In the town of Flawil, next to St. Gallen, stands a single-family house which was to be extended and provided with a thermal insulation in accordance with the current requirements. The house, one of the first prefabricated constructions raised on Swiss ground, conceals its wood facades behind parging. On the other hand, its location in a rural area where agricultural constructions made exclusively out of wood were dominant, suggested a definition less abstract in form and more adjusted to the context. The house was thereby freed from the parging that covered it and has been clad once again with horizontal wooden slats.
With simple volumes closer to those of barns and other constructions devoted to farm work, the house avoids wasting energy reducing the number of openings on the east, north and south facades to a minimum. The compactness of the building shyly breaks down on the south elevation – the only facade where regulations allowed to extend the house –. An open screen of Douglas pine slats filters light and protects indoor privacy from the exterior. Governed by a symbol of domesticity such as the chimney, a void that runs along the entire height of the building is concealed behind this filter of pine slats, connecting the living room on the ground floor with the main bedroom under the roof. The distribution of the floors also abides by the energy saving measures pursued by the enclosure. The kitchen, the staircase, the bathroom and the studio come together in the narrower bay that runs along the north facade, performing as thermal buffers of the bedrooms and living room areas.
The terrain’s slope towards the north limit of the plot has made it possible to use the lower-ground floor as guest room or as an independent small apartment that can be used for renting purposes. Doing without walls, gates or traditional fences, the house marks its territory within the crop fields by means of a bicycle shed made out of concrete slabs and a wall built with the pieces of wood that were left over after building the house. Large stone slabs haphazardly scattered on the grass point at the paths that lead to the house winding between the small fruit trees planted on the hillside.
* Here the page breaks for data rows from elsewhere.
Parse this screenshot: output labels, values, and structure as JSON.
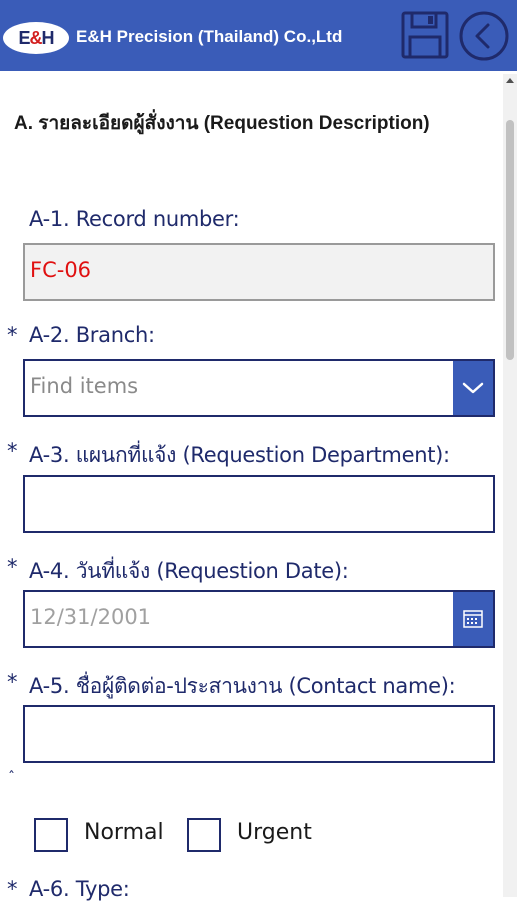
{
  "header": {
    "logo": "E&H",
    "company": "E&H Precision (Thailand) Co.,Ltd",
    "save_icon": "save-icon",
    "back_icon": "back-icon",
    "background_color": "#3a5cb8"
  },
  "section": {
    "title": "A. รายละเอียดผู้สั่งงาน (Requestion Description)"
  },
  "fields": {
    "record_number": {
      "label": "A-1. Record number:",
      "value": "FC-06",
      "value_color": "#e01010"
    },
    "branch": {
      "required": "*",
      "label": "A-2. Branch:",
      "placeholder": "Find items"
    },
    "department": {
      "required": "*",
      "label": "A-3. แผนกที่แจ้ง (Requestion Department):",
      "value": ""
    },
    "date": {
      "required": "*",
      "label": "A-4. วันที่แจ้ง (Requestion Date):",
      "placeholder": "12/31/2001"
    },
    "contact": {
      "required": "*",
      "label": "A-5. ชื่อผู้ติดต่อ-ประสานงาน (Contact name):",
      "value": ""
    },
    "caret": "ˆ",
    "priority": {
      "options": [
        "Normal",
        "Urgent"
      ]
    },
    "type": {
      "required": "*",
      "label": "A-6. Type:"
    }
  }
}
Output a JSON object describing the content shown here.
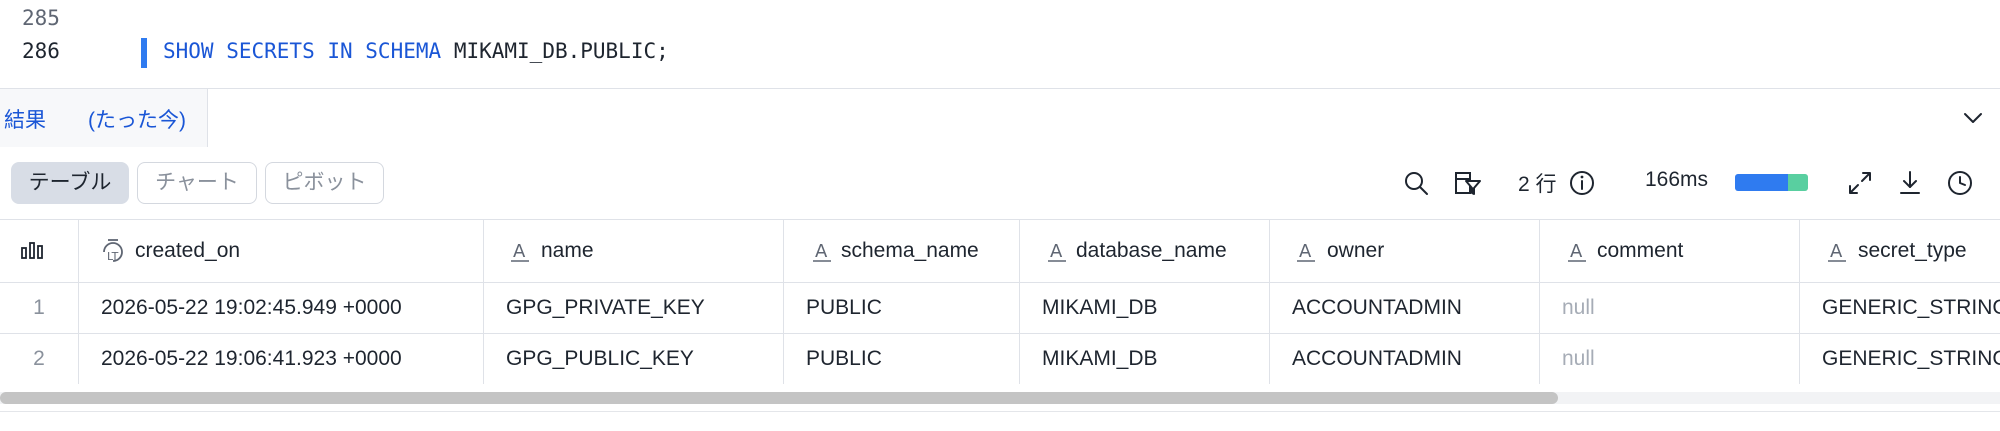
{
  "editor": {
    "lines": [
      {
        "number": "285",
        "text": ""
      },
      {
        "number": "286",
        "keywords": "SHOW SECRETS IN SCHEMA",
        "identifier": "MIKAMI_DB.PUBLIC;"
      }
    ]
  },
  "result_tab": {
    "label": "結果",
    "time": "(たった今)"
  },
  "toolbar": {
    "views": [
      "テーブル",
      "チャート",
      "ピボット"
    ],
    "active_view": "テーブル",
    "row_count": "2 行",
    "duration": "166ms",
    "timing_bar": {
      "blue_fraction": 0.73,
      "green_fraction": 0.27
    },
    "icons": [
      "search-icon",
      "column-filter-icon",
      "info-icon",
      "expand-icon",
      "download-icon",
      "history-icon"
    ]
  },
  "grid": {
    "columns": [
      {
        "name": "",
        "type_icon": "column-stats-icon"
      },
      {
        "name": "created_on",
        "type_icon": "timestamp-type-icon"
      },
      {
        "name": "name",
        "type_icon": "text-type-icon"
      },
      {
        "name": "schema_name",
        "type_icon": "text-type-icon"
      },
      {
        "name": "database_name",
        "type_icon": "text-type-icon"
      },
      {
        "name": "owner",
        "type_icon": "text-type-icon"
      },
      {
        "name": "comment",
        "type_icon": "text-type-icon"
      },
      {
        "name": "secret_type",
        "type_icon": "text-type-icon"
      }
    ],
    "rows": [
      [
        "1",
        "2026-05-22 19:02:45.949 +0000",
        "GPG_PRIVATE_KEY",
        "PUBLIC",
        "MIKAMI_DB",
        "ACCOUNTADMIN",
        "null",
        "GENERIC_STRING"
      ],
      [
        "2",
        "2026-05-22 19:06:41.923 +0000",
        "GPG_PUBLIC_KEY",
        "PUBLIC",
        "MIKAMI_DB",
        "ACCOUNTADMIN",
        "null",
        "GENERIC_STRING"
      ]
    ]
  },
  "colors": {
    "accent": "#2f7bf0",
    "keyword": "#1a56d6",
    "timing_blue": "#2f7bf0",
    "timing_green": "#59cfa0"
  }
}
A double-pitched roof of zinc and titanium sheeting – which conceals the gutter –, rounds off the naive silhouette of this house that since its construction has tried to reach a consensus between technique and context...[+]
Markus Wespi, Jérôme de Meuron
Fritz Allenbach (estructura structure)